LONDON: A cartoon by Canberra Times artist Pat Campbell representing the 50 lives lost in the Christchurch terror attack depicted in the New Zealand “silver fern” has been praised widely on social media.
The cartoon by Campbell, an award-winning artist, shows Muslims in the different stages of prayer. His original which had 49 figures represented, published on Saturday March 16, was later updated by the artist himself to reflect the 50 lives lost.
Speaking to BuzzFeed News, he said: “I was thinking of the silver fern and thinking the pinnae (the individual bits coming off the stem) looked like figures, a similar number to the number of victims.”
The artist added that he owns land just outside the city and has friends in Christchurch, which prompted him to produce the artwork.
Having not slept well in the wake of the atrocity, Campbell got the idea while lying in bed.

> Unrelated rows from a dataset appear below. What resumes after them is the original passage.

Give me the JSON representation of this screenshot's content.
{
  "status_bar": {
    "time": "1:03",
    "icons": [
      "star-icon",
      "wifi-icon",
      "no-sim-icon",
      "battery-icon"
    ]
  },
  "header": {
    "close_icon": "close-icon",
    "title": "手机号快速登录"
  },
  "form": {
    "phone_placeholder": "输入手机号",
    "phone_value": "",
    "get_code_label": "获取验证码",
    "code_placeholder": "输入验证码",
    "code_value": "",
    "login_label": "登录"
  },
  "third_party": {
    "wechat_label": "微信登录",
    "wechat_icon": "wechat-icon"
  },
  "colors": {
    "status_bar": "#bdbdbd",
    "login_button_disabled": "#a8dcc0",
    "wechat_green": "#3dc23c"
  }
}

“There were a lot of silhouettes to draw,” Campbell said. “They just kept coming. It brought home to me the death toll and the destruction one man can do with the right weapons.”